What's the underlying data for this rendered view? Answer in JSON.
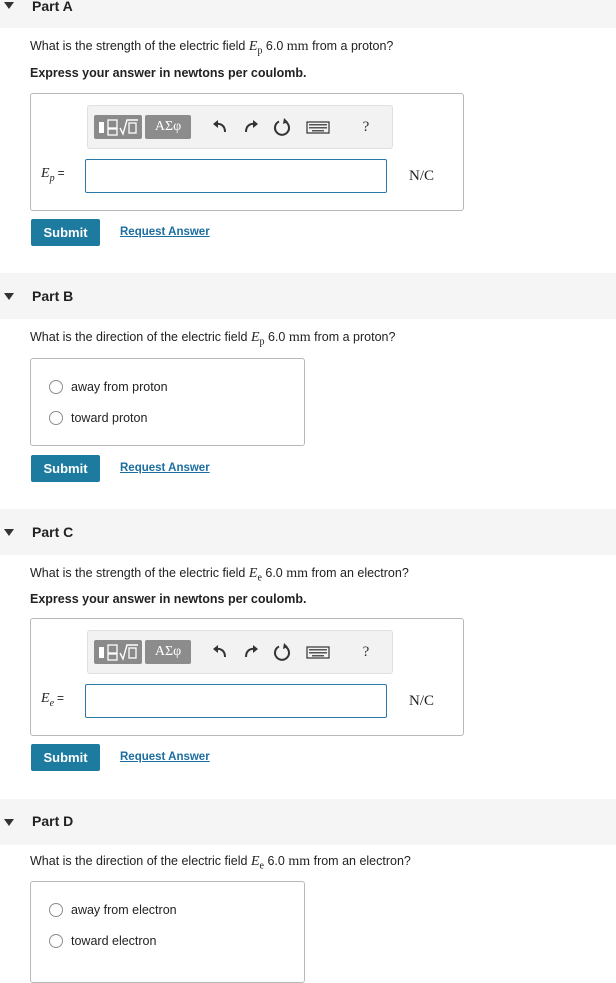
{
  "parts": {
    "a": {
      "title": "Part A",
      "question_pre": "What is the strength of the electric field",
      "symbol": "E",
      "subscript": "p",
      "distance": "6.0",
      "unit_mm": "mm",
      "question_post": "from a proton?",
      "instruction": "Express your answer in newtons per coulomb.",
      "answer_value": "",
      "answer_unit": "N/C",
      "submit_label": "Submit",
      "request_label": "Request Answer"
    },
    "b": {
      "title": "Part B",
      "question_pre": "What is the direction of the electric field",
      "symbol": "E",
      "subscript": "p",
      "distance": "6.0",
      "unit_mm": "mm",
      "question_post": "from a proton?",
      "options": [
        "away from proton",
        "toward proton"
      ],
      "submit_label": "Submit",
      "request_label": "Request Answer"
    },
    "c": {
      "title": "Part C",
      "question_pre": "What is the strength of the electric field",
      "symbol": "E",
      "subscript": "e",
      "distance": "6.0",
      "unit_mm": "mm",
      "question_post": "from an electron?",
      "instruction": "Express your answer in newtons per coulomb.",
      "answer_value": "",
      "answer_unit": "N/C",
      "submit_label": "Submit",
      "request_label": "Request Answer"
    },
    "d": {
      "title": "Part D",
      "question_pre": "What is the direction of the electric field",
      "symbol": "E",
      "subscript": "e",
      "distance": "6.0",
      "unit_mm": "mm",
      "question_post": "from an electron?",
      "options": [
        "away from electron",
        "toward electron"
      ]
    }
  },
  "toolbar": {
    "greek_label": "ΑΣφ",
    "help_label": "?",
    "equals": "="
  },
  "icons": [
    "templates-icon",
    "greek-letters-icon",
    "undo-icon",
    "redo-icon",
    "reset-icon",
    "keyboard-icon",
    "help-icon"
  ],
  "colors": {
    "accent": "#1d7ba0",
    "link": "#1d6ea0",
    "input_border": "#2a7aa8"
  }
}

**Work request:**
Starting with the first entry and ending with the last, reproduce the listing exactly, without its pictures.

**Your solution:**
What's the underlying data for this rendered view? Answer in JSON.
{
  "parts": {
    "a": {
      "title": "Part A",
      "question_pre": "What is the strength of the electric field",
      "symbol": "E",
      "subscript": "p",
      "distance": "6.0",
      "unit_mm": "mm",
      "question_post": "from a proton?",
      "instruction": "Express your answer in newtons per coulomb.",
      "answer_value": "",
      "answer_unit": "N/C",
      "submit_label": "Submit",
      "request_label": "Request Answer"
    },
    "b": {
      "title": "Part B",
      "question_pre": "What is the direction of the electric field",
      "symbol": "E",
      "subscript": "p",
      "distance": "6.0",
      "unit_mm": "mm",
      "question_post": "from a proton?",
      "options": [
        "away from proton",
        "toward proton"
      ],
      "submit_label": "Submit",
      "request_label": "Request Answer"
    },
    "c": {
      "title": "Part C",
      "question_pre": "What is the strength of the electric field",
      "symbol": "E",
      "subscript": "e",
      "distance": "6.0",
      "unit_mm": "mm",
      "question_post": "from an electron?",
      "instruction": "Express your answer in newtons per coulomb.",
      "answer_value": "",
      "answer_unit": "N/C",
      "submit_label": "Submit",
      "request_label": "Request Answer"
    },
    "d": {
      "title": "Part D",
      "question_pre": "What is the direction of the electric field",
      "symbol": "E",
      "subscript": "e",
      "distance": "6.0",
      "unit_mm": "mm",
      "question_post": "from an electron?",
      "options": [
        "away from electron",
        "toward electron"
      ]
    }
  },
  "toolbar": {
    "greek_label": "ΑΣφ",
    "help_label": "?",
    "equals": "="
  },
  "icons": [
    "templates-icon",
    "greek-letters-icon",
    "undo-icon",
    "redo-icon",
    "reset-icon",
    "keyboard-icon",
    "help-icon"
  ],
  "colors": {
    "accent": "#1d7ba0",
    "link": "#1d6ea0",
    "input_border": "#2a7aa8"
  }
}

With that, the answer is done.